Copy the records below without altering a single word.
Dataset records Block Start
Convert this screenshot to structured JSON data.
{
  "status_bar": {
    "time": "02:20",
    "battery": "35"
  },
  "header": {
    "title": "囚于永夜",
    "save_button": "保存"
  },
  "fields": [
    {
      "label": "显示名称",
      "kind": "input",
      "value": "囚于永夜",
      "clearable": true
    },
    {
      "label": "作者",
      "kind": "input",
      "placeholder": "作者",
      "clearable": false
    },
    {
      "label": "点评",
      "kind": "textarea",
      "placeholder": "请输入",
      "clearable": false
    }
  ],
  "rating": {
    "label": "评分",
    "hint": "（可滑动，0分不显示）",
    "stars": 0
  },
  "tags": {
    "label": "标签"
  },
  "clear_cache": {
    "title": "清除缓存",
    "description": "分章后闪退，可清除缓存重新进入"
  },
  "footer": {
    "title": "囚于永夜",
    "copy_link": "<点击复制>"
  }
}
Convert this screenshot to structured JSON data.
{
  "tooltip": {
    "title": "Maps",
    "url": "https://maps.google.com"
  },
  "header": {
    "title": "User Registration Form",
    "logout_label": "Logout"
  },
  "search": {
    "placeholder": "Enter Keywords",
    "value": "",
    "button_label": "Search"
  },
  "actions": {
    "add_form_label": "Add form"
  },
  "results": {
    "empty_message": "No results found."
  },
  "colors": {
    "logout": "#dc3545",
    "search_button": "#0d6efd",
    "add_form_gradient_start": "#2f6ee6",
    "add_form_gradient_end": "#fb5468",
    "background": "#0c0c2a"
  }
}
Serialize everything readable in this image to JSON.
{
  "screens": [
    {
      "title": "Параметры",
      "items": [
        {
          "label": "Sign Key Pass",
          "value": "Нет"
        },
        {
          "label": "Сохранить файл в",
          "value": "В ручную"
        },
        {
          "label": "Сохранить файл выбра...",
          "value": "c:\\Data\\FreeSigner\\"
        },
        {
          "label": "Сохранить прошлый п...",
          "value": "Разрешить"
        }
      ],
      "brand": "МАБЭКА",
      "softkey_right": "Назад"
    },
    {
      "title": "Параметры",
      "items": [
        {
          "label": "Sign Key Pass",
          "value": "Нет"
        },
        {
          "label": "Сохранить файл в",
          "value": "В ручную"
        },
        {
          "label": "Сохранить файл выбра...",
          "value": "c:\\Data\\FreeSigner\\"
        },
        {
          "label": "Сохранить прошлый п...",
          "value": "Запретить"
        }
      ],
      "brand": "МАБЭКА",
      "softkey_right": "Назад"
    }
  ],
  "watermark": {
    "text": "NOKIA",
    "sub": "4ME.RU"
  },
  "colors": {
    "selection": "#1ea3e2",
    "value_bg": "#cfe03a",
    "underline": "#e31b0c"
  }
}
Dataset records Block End
> **Your response**
Convert this screenshot to structured JSON data.
{
  "status_bar": {
    "time": "02:20",
    "battery": "35"
  },
  "header": {
    "title": "囚于永夜",
    "save_button": "保存"
  },
  "fields": [
    {
      "label": "显示名称",
      "kind": "input",
      "value": "囚于永夜",
      "clearable": true
    },
    {
      "label": "作者",
      "kind": "input",
      "placeholder": "作者",
      "clearable": false
    },
    {
      "label": "点评",
      "kind": "textarea",
      "placeholder": "请输入",
      "clearable": false
    }
  ],
  "rating": {
    "label": "评分",
    "hint": "（可滑动，0分不显示）",
    "stars": 0
  },
  "tags": {
    "label": "标签"
  },
  "clear_cache": {
    "title": "清除缓存",
    "description": "分章后闪退，可清除缓存重新进入"
  },
  "footer": {
    "title": "囚于永夜",
    "copy_link": "<点击复制>"
  }
}
Convert this screenshot to structured JSON data.
{
  "tooltip": {
    "title": "Maps",
    "url": "https://maps.google.com"
  },
  "header": {
    "title": "User Registration Form",
    "logout_label": "Logout"
  },
  "search": {
    "placeholder": "Enter Keywords",
    "value": "",
    "button_label": "Search"
  },
  "actions": {
    "add_form_label": "Add form"
  },
  "results": {
    "empty_message": "No results found."
  },
  "colors": {
    "logout": "#dc3545",
    "search_button": "#0d6efd",
    "add_form_gradient_start": "#2f6ee6",
    "add_form_gradient_end": "#fb5468",
    "background": "#0c0c2a"
  }
}
Serialize everything readable in this image to JSON.
{
  "screens": [
    {
      "title": "Параметры",
      "items": [
        {
          "label": "Sign Key Pass",
          "value": "Нет"
        },
        {
          "label": "Сохранить файл в",
          "value": "В ручную"
        },
        {
          "label": "Сохранить файл выбра...",
          "value": "c:\\Data\\FreeSigner\\"
        },
        {
          "label": "Сохранить прошлый п...",
          "value": "Разрешить"
        }
      ],
      "brand": "МАБЭКА",
      "softkey_right": "Назад"
    },
    {
      "title": "Параметры",
      "items": [
        {
          "label": "Sign Key Pass",
          "value": "Нет"
        },
        {
          "label": "Сохранить файл в",
          "value": "В ручную"
        },
        {
          "label": "Сохранить файл выбра...",
          "value": "c:\\Data\\FreeSigner\\"
        },
        {
          "label": "Сохранить прошлый п...",
          "value": "Запретить"
        }
      ],
      "brand": "МАБЭКА",
      "softkey_right": "Назад"
    }
  ],
  "watermark": {
    "text": "NOKIA",
    "sub": "4ME.RU"
  },
  "colors": {
    "selection": "#1ea3e2",
    "value_bg": "#cfe03a",
    "underline": "#e31b0c"
  }
}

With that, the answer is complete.